Perhaps you don’t want to share the financials with the entire team. Or maybe your team is large and it is difficult to get the information out to everyone. In this case, consider training the team leaders and empower them to take it back to their departments.
Accounting can be intimidating to team members that are not trained to understand financial documents. You do not have to overwhelm them with every line of the profit and loss statement. Instead introduce the idea slowly and perhaps in a consolidated format. The foundation lesson is income versus expenses – where did the money go and how can it be managed better by the entire team? Breaking it down into segments/categories eases their learning curve and gives them something more specific to work on.

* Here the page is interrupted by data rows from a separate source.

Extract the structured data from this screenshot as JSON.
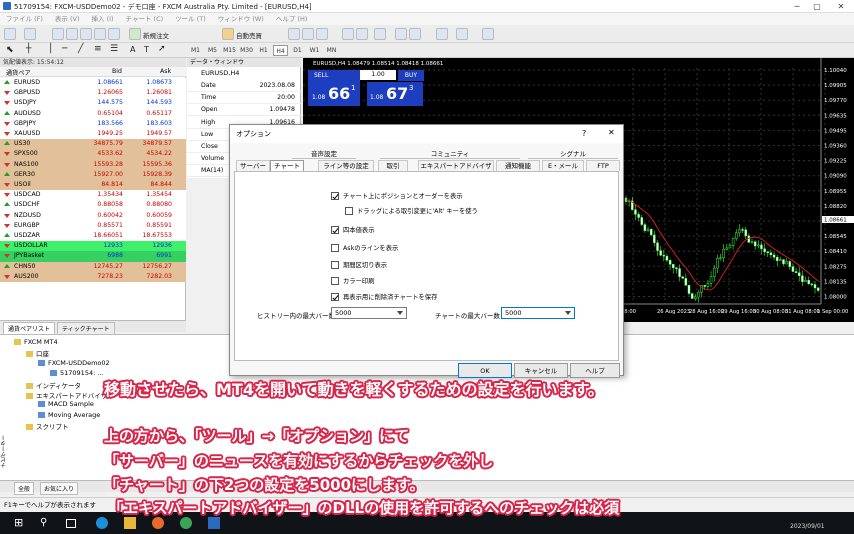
{
  "window": {
    "title": "51709154: FXCM-USDDemo02 - デモ口座 - FXCM Australia Pty. Limited - [EURUSD,H4]"
  },
  "menu": [
    "ファイル (F)",
    "表示 (V)",
    "挿入 (I)",
    "チャート (C)",
    "ツール (T)",
    "ウィンドウ (W)",
    "ヘルプ (H)"
  ],
  "toolbar": {
    "new_order": "新規注文",
    "auto_trade": "自動売買",
    "timeframes": [
      "M1",
      "M5",
      "M15",
      "M30",
      "H1",
      "H4",
      "D1",
      "W1",
      "MN"
    ]
  },
  "market_watch": {
    "header": "気配値表示: 15:54:12",
    "columns": {
      "symbol": "通貨ペア",
      "bid": "Bid",
      "ask": "Ask"
    },
    "rows": [
      {
        "symbol": "EURUSD",
        "bid": "1.08661",
        "ask": "1.08673",
        "group": "fx"
      },
      {
        "symbol": "GBPUSD",
        "bid": "1.26065",
        "ask": "1.26081",
        "group": "fx"
      },
      {
        "symbol": "USDJPY",
        "bid": "144.575",
        "ask": "144.593",
        "group": "fx"
      },
      {
        "symbol": "AUDUSD",
        "bid": "0.65104",
        "ask": "0.65117",
        "group": "fx"
      },
      {
        "symbol": "GBPJPY",
        "bid": "183.566",
        "ask": "183.603",
        "group": "fx"
      },
      {
        "symbol": "XAUUSD",
        "bid": "1949.25",
        "ask": "1949.57",
        "group": "fx"
      },
      {
        "symbol": "US30",
        "bid": "34875.79",
        "ask": "34879.57",
        "group": "idx"
      },
      {
        "symbol": "SPX500",
        "bid": "4533.62",
        "ask": "4534.22",
        "group": "idx"
      },
      {
        "symbol": "NAS100",
        "bid": "15593.28",
        "ask": "15595.36",
        "group": "idx"
      },
      {
        "symbol": "GER30",
        "bid": "15927.00",
        "ask": "15928.39",
        "group": "idx"
      },
      {
        "symbol": "USOil",
        "bid": "84.814",
        "ask": "84.844",
        "group": "idx"
      },
      {
        "symbol": "USDCAD",
        "bid": "1.35434",
        "ask": "1.35454",
        "group": "usd"
      },
      {
        "symbol": "USDCHF",
        "bid": "0.88058",
        "ask": "0.88080",
        "group": "usd"
      },
      {
        "symbol": "NZDUSD",
        "bid": "0.60042",
        "ask": "0.60059",
        "group": "usd"
      },
      {
        "symbol": "EURGBP",
        "bid": "0.85571",
        "ask": "0.85591",
        "group": "usd"
      },
      {
        "symbol": "USDZAR",
        "bid": "18.66051",
        "ask": "18.67553",
        "group": "usd"
      },
      {
        "symbol": "USDOLLAR",
        "bid": "12933",
        "ask": "12936",
        "group": "basket"
      },
      {
        "symbol": "JPYBasket",
        "bid": "6988",
        "ask": "6991",
        "group": "basket"
      },
      {
        "symbol": "CHN50",
        "bid": "12745.27",
        "ask": "12756.27",
        "group": "idx"
      },
      {
        "symbol": "AUS200",
        "bid": "7278.23",
        "ask": "7282.03",
        "group": "idx"
      }
    ],
    "tabs": [
      "通貨ペアリスト",
      "ティックチャート"
    ]
  },
  "data_window": {
    "header": "データ・ウィンドウ",
    "symbol": "EURUSD,H4",
    "rows": [
      {
        "key": "Date",
        "value": "2023.08.08"
      },
      {
        "key": "Time",
        "value": "20:00"
      },
      {
        "key": "Open",
        "value": "1.09478"
      },
      {
        "key": "High",
        "value": "1.09616"
      },
      {
        "key": "Low",
        "value": ""
      },
      {
        "key": "Close",
        "value": ""
      },
      {
        "key": "Volume",
        "value": ""
      },
      {
        "key": "MA(14)",
        "value": ""
      }
    ]
  },
  "chart": {
    "header": "EURUSD,H4  1.08479 1.08514 1.08418 1.08661",
    "sell_label": "SELL",
    "buy_label": "BUY",
    "lot": "1.00",
    "sell_price": {
      "prefix": "1.08",
      "big": "66",
      "sup": "1"
    },
    "buy_price": {
      "prefix": "1.08",
      "big": "67",
      "sup": "3"
    },
    "price_labels": [
      "1.10040",
      "1.09905",
      "1.09770",
      "1.09635",
      "1.09495",
      "1.09360",
      "1.09225",
      "1.09090",
      "1.08955",
      "1.08820",
      "1.08661",
      "1.08545",
      "1.08410",
      "1.08275",
      "1.08135",
      "1.08000"
    ],
    "date_labels": [
      "26 Aug 2023",
      "28 Aug 16:00",
      "29 Aug 16:00",
      "30 Aug 08:00",
      "31 Aug 08:00",
      "1 Sep 00:00"
    ],
    "date_labels_left": [
      "08:00"
    ],
    "current_price": "1.08661"
  },
  "navigator": {
    "items": [
      {
        "label": "FXCM MT4",
        "level": 0
      },
      {
        "label": "口座",
        "level": 1
      },
      {
        "label": "FXCM-USDDemo02",
        "level": 2
      },
      {
        "label": "51709154: ...",
        "level": 3
      },
      {
        "label": "インディケータ",
        "level": 1
      },
      {
        "label": "エキスパートアドバイザ",
        "level": 1
      },
      {
        "label": "MACD Sample",
        "level": 2
      },
      {
        "label": "Moving Average",
        "level": 2
      },
      {
        "label": "スクリプト",
        "level": 1
      }
    ],
    "side_label": "ナビゲーター",
    "tabs": [
      "全般",
      "お気に入り"
    ]
  },
  "status_bar": "F1キーでヘルプが表示されます",
  "taskbar": {
    "clock": "2023/09/01"
  },
  "dialog": {
    "title": "オプション",
    "help": "?",
    "close": "✕",
    "tab_groups": [
      "音声設定",
      "コミュニティ",
      "シグナル"
    ],
    "tabs": [
      "サーバー",
      "チャート",
      "ライン等の設定",
      "取引",
      "エキスパートアドバイザ",
      "通知機能",
      "E・メール",
      "FTP"
    ],
    "selected_tab": "チャート",
    "checkboxes": [
      {
        "label": "チャート上にポジションとオーダーを表示",
        "checked": true
      },
      {
        "label": "ドラッグによる取引変更に'Alt' キーを使う",
        "checked": false
      },
      {
        "label": "四本値表示",
        "checked": true
      },
      {
        "label": "Askのラインを表示",
        "checked": false
      },
      {
        "label": "期間区切り表示",
        "checked": false
      },
      {
        "label": "カラー印刷",
        "checked": false
      },
      {
        "label": "再表示用に削除済チャートを保存",
        "checked": true
      }
    ],
    "history_label": "ヒストリー内の最大バー数",
    "history_value": "5000",
    "chart_label": "チャートの最大バー数 :",
    "chart_value": "5000",
    "ok": "OK",
    "cancel": "キャンセル",
    "help_btn": "ヘルプ"
  },
  "captions": {
    "line1": "移動させたら、MT4を開いて動きを軽くするための設定を行います。",
    "line2": "上の方から、「ツール」→「オプション」にて",
    "line3": "「サーバー」のニュースを有効にするからチェックを外し",
    "line4": "「チャート」の下2つの設定を5000にします。",
    "line5": "「エキスパートアドバイザー」のDLLの使用を許可するへのチェックは必須"
  }
}
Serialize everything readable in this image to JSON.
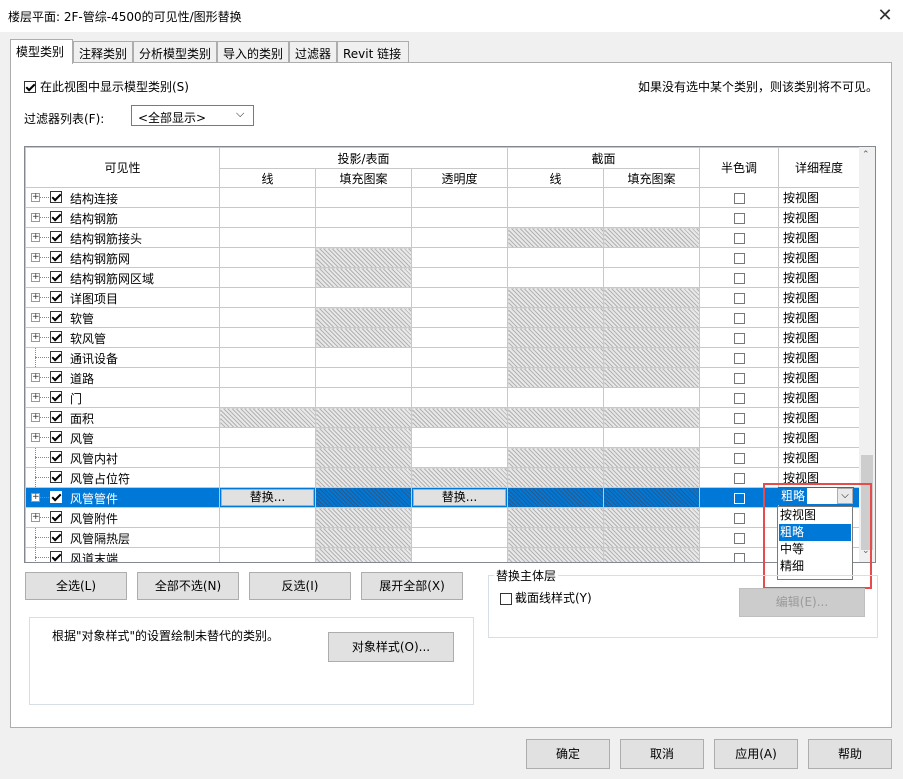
{
  "window": {
    "title": "楼层平面: 2F-管综-4500的可见性/图形替换",
    "close_glyph": "✕"
  },
  "tabs": [
    "模型类别",
    "注释类别",
    "分析模型类别",
    "导入的类别",
    "过滤器",
    "Revit 链接"
  ],
  "show_model_categories": {
    "label": "在此视图中显示模型类别(S)",
    "checked": true
  },
  "hint": "如果没有选中某个类别，则该类别将不可见。",
  "filter_list": {
    "label": "过滤器列表(F):",
    "value": "<全部显示>"
  },
  "grid": {
    "headers": {
      "visibility": "可见性",
      "projection_surface": "投影/表面",
      "section": "截面",
      "halftone": "半色调",
      "detail_level": "详细程度",
      "line": "线",
      "fill_pattern": "填充图案",
      "transparency": "透明度",
      "section_line": "线",
      "section_fill": "填充图案"
    },
    "rows": [
      {
        "name": "结构连接",
        "expand": true,
        "detail": "按视图",
        "hatch": [
          0,
          0,
          0,
          0,
          0
        ]
      },
      {
        "name": "结构钢筋",
        "expand": true,
        "detail": "按视图",
        "hatch": [
          0,
          0,
          0,
          0,
          0
        ]
      },
      {
        "name": "结构钢筋接头",
        "expand": true,
        "detail": "按视图",
        "hatch": [
          0,
          0,
          0,
          1,
          1
        ]
      },
      {
        "name": "结构钢筋网",
        "expand": true,
        "detail": "按视图",
        "hatch": [
          0,
          1,
          0,
          0,
          0
        ]
      },
      {
        "name": "结构钢筋网区域",
        "expand": true,
        "detail": "按视图",
        "hatch": [
          0,
          1,
          0,
          0,
          0
        ]
      },
      {
        "name": "详图项目",
        "expand": true,
        "detail": "按视图",
        "hatch": [
          0,
          0,
          0,
          1,
          1
        ]
      },
      {
        "name": "软管",
        "expand": true,
        "detail": "按视图",
        "hatch": [
          0,
          1,
          0,
          1,
          1
        ]
      },
      {
        "name": "软风管",
        "expand": true,
        "detail": "按视图",
        "hatch": [
          0,
          1,
          0,
          1,
          1
        ]
      },
      {
        "name": "通讯设备",
        "expand": false,
        "detail": "按视图",
        "hatch": [
          0,
          0,
          0,
          1,
          1
        ]
      },
      {
        "name": "道路",
        "expand": true,
        "detail": "按视图",
        "hatch": [
          0,
          0,
          0,
          1,
          1
        ]
      },
      {
        "name": "门",
        "expand": true,
        "detail": "按视图",
        "hatch": [
          0,
          0,
          0,
          0,
          0
        ]
      },
      {
        "name": "面积",
        "expand": true,
        "detail": "按视图",
        "hatch": [
          1,
          1,
          1,
          1,
          1
        ]
      },
      {
        "name": "风管",
        "expand": true,
        "detail": "按视图",
        "hatch": [
          0,
          1,
          0,
          0,
          0
        ]
      },
      {
        "name": "风管内衬",
        "expand": false,
        "detail": "按视图",
        "hatch": [
          0,
          1,
          0,
          1,
          1
        ]
      },
      {
        "name": "风管占位符",
        "expand": false,
        "detail": "按视图",
        "hatch": [
          0,
          1,
          1,
          1,
          1
        ]
      },
      {
        "name": "风管管件",
        "expand": true,
        "detail": "粗略",
        "hatch": [
          0,
          1,
          0,
          1,
          1
        ],
        "selected": true,
        "replace_label": "替换..."
      },
      {
        "name": "风管附件",
        "expand": true,
        "detail": "按视图",
        "hatch": [
          0,
          1,
          0,
          1,
          1
        ]
      },
      {
        "name": "风管隔热层",
        "expand": false,
        "detail": "按视图",
        "hatch": [
          0,
          1,
          0,
          1,
          1
        ]
      },
      {
        "name": "风道末端",
        "expand": false,
        "detail": "按视图",
        "hatch": [
          0,
          1,
          0,
          1,
          1
        ]
      }
    ],
    "dropdown": {
      "value": "粗略",
      "options": [
        "按视图",
        "粗略",
        "中等",
        "精细"
      ],
      "highlighted": 1
    }
  },
  "buttons": {
    "select_all": "全选(L)",
    "select_none": "全部不选(N)",
    "invert": "反选(I)",
    "expand_all": "展开全部(X)",
    "object_styles": "对象样式(O)...",
    "edit": "编辑(E)...",
    "ok": "确定",
    "cancel": "取消",
    "apply": "应用(A)",
    "help": "帮助"
  },
  "host_layer": {
    "group_label": "替换主体层",
    "cut_line_label": "截面线样式(Y)",
    "checked": false
  },
  "object_styles_note": "根据\"对象样式\"的设置绘制未替代的类别。"
}
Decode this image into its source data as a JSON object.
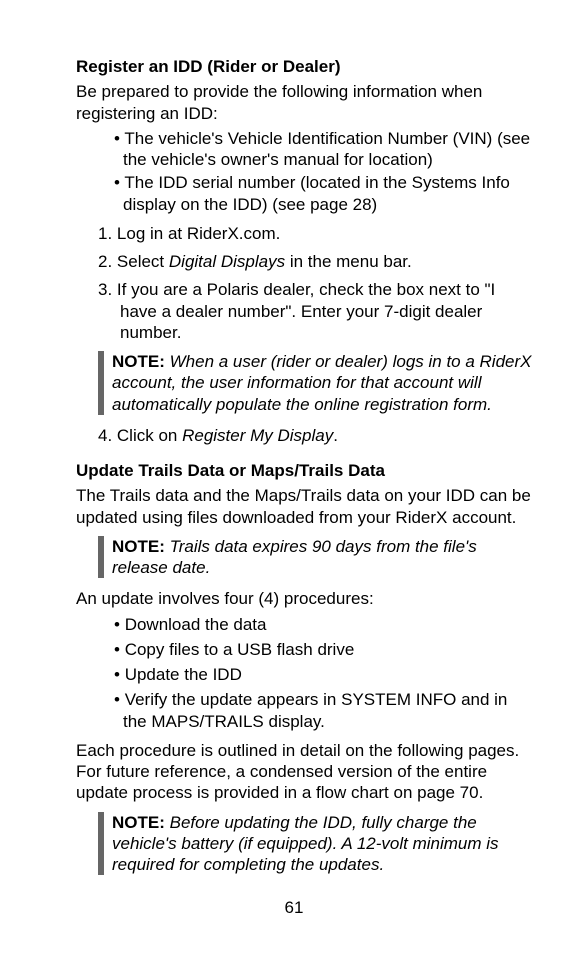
{
  "section1": {
    "heading": "Register an IDD (Rider or Dealer)",
    "intro": "Be prepared to provide the following information when registering an IDD:",
    "prepBullets": [
      "The vehicle's Vehicle Identification Number (VIN) (see the vehicle's owner's manual for location)",
      "The IDD serial number (located in the Systems Info display on the IDD) (see page 28)"
    ],
    "step1_prefix": "1.  ",
    "step1": "Log in at RiderX.com.",
    "step2_prefix": "2.  ",
    "step2_a": "Select ",
    "step2_b": "Digital Displays",
    "step2_c": " in the menu bar.",
    "step3_prefix": "3.  ",
    "step3": "If you are a Polaris dealer, check the box next to \"I have a dealer number\". Enter your 7-digit dealer number.",
    "note1_label": "NOTE: ",
    "note1_text": "When a user (rider or dealer) logs in to a RiderX account, the user information for that account will automatically populate the online registration form.",
    "step4_prefix": "4.  ",
    "step4_a": "Click on ",
    "step4_b": "Register My Display",
    "step4_c": "."
  },
  "section2": {
    "heading": "Update Trails Data or Maps/Trails Data",
    "intro": "The Trails data and the Maps/Trails data on your IDD can be updated using files downloaded from your RiderX account.",
    "note2_label": "NOTE: ",
    "note2_text": "Trails data expires 90 days from the file's release date.",
    "procIntro": "An update involves four (4) procedures:",
    "procBullets": [
      "Download the data",
      "Copy files to a USB flash drive",
      "Update the IDD",
      "Verify the update appears in SYSTEM INFO and in the MAPS/TRAILS display."
    ],
    "outro": "Each procedure is outlined in detail on the following pages. For future reference, a condensed version of the entire update process is provided in a flow chart on page 70.",
    "note3_label": "NOTE: ",
    "note3_text": "Before updating the IDD, fully charge the vehicle's battery (if equipped). A 12-volt minimum is required for completing the updates."
  },
  "pageNumber": "61"
}
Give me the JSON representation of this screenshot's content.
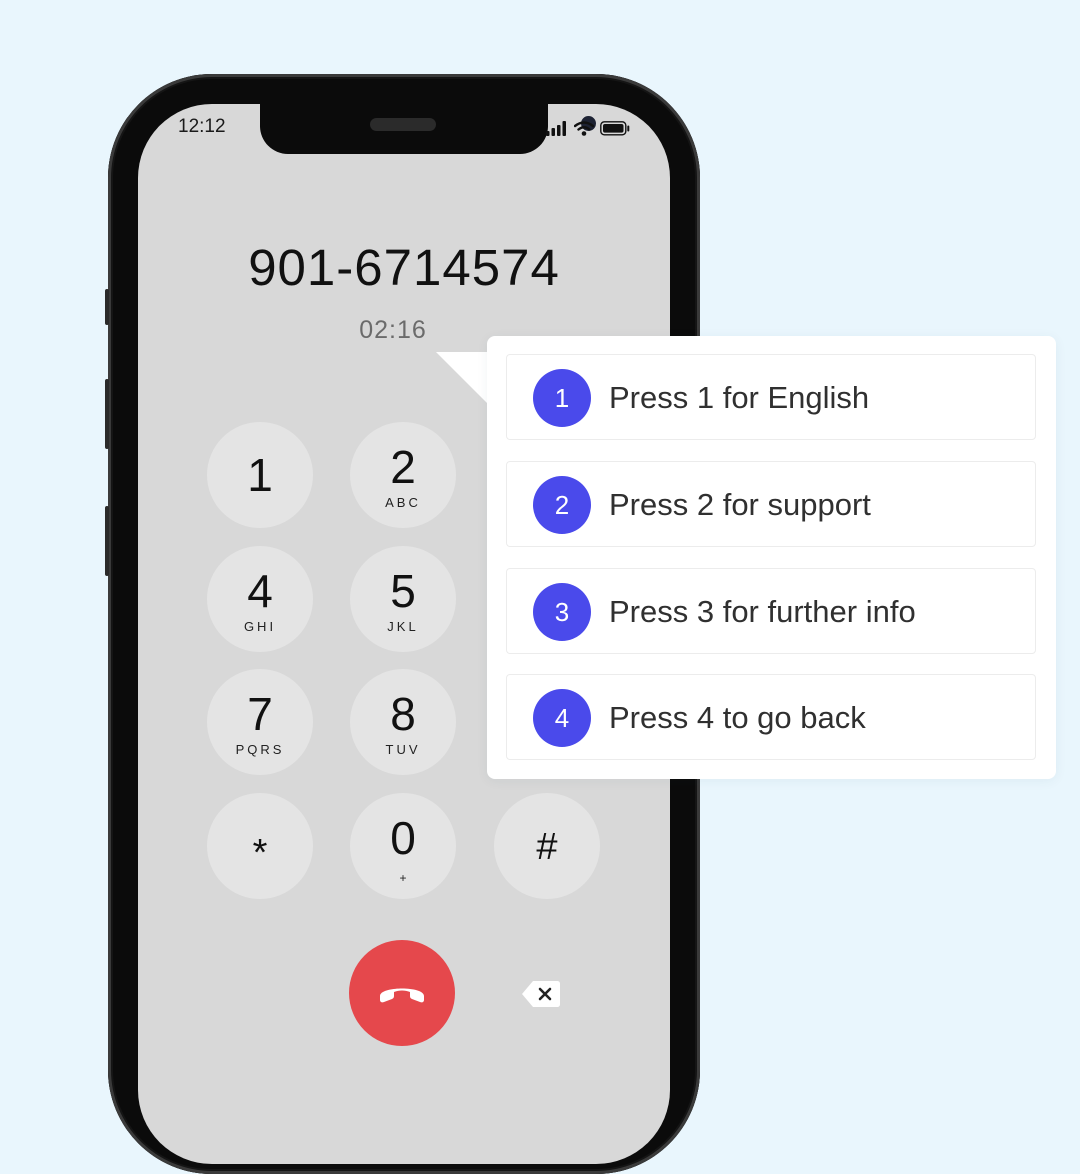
{
  "status_bar": {
    "time": "12:12",
    "icons": [
      "signal-bars-icon",
      "wifi-icon",
      "battery-icon"
    ]
  },
  "call": {
    "number": "901-6714574",
    "duration": "02:16"
  },
  "keypad": {
    "keys": [
      {
        "digit": "1",
        "letters": ""
      },
      {
        "digit": "2",
        "letters": "ABC"
      },
      {
        "digit": "4",
        "letters": "GHI"
      },
      {
        "digit": "5",
        "letters": "JKL"
      },
      {
        "digit": "7",
        "letters": "PQRS"
      },
      {
        "digit": "8",
        "letters": "TUV"
      },
      {
        "symbol": "*"
      },
      {
        "digit": "0",
        "sub": "+"
      },
      {
        "symbol": "#"
      }
    ],
    "end_call_icon": "phone-hangup-icon",
    "delete_icon": "backspace-icon"
  },
  "ivr_menu": {
    "options": [
      {
        "number": "1",
        "text": "Press 1 for English"
      },
      {
        "number": "2",
        "text": "Press 2 for support"
      },
      {
        "number": "3",
        "text": "Press 3 for further info"
      },
      {
        "number": "4",
        "text": "Press 4 to go back"
      }
    ]
  },
  "colors": {
    "background": "#e9f6fd",
    "screen": "#d8d8d8",
    "key": "#e4e4e4",
    "end_call": "#e5484c",
    "badge": "#4a4aeb"
  }
}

How Your Team Can Thrive With OpenBook Management
Your hospital is not going to get rich from rationing cleaning supplies. However sharing financial data allows team members to be conscious of their activities. In turn they can save money by using supplies more wisely and also by utilizing technology. In my office, our team was able to save over $600 a year in printing costs simply by emailing invoices to clients. There is no cost to email, the clients actually tend to appreciate the e-invoice and — added bonus — we help the environment at the same time. Percentage wise $600 is a small number but small numbers can have significant impacts. You team members will feel that they accomplished something extra which builds morale. Be sure to keep them updated and congratulate them on their success.
To build motivation, set a goal for the team and offer an incentive for achieving that goal. Remember to keep the time period short enough to maintain momentum. For example, you notice that the cost of goods is elevated. Discuss these numbers with your team and set a goal. Perhaps you’d like to lower your cost of goods by 2 percent for the next month. Demonstrate for the team how a 2-percent reduction over the course of a year can equal thousands of dollars in savings. There are many ways to accomplish this and your team will surely come up with some creative ways to better manage the inventory. If that 2-percent reduction is achieved, then the team has earned a reward— maybe you have lunch catered in or give everyone a gift card to a store of their choosing. Meierer says that “having a bonus system in place related to P&L performance increases employee engagement and provides incentive to help achieve company goals.”
What if times haven’t been prosperous or financial management has been out of order and the financial reports are not painting the prettiest of pictures? Will the team become paranoid about their security? I say they will not if you coach them through it, emphasizing historical information, plans to improve, embrace their ideas, and discuss trends in the industry and the economy in general. Your presentation must assure their stability and promote their role in improvement. When they know that you want, need and value them they will join you on the journey to repair and flourish.
Overall, I know that veterinary team members are caring and sensitive people full of passion and a desire to succeed. Under your leadership, they can and will learn as many ways as possible to serve the client, the patient and the practice. Open book management, even with limited or consolidated data, gives them one more tool to improve their performance and that helps them and the practice grow.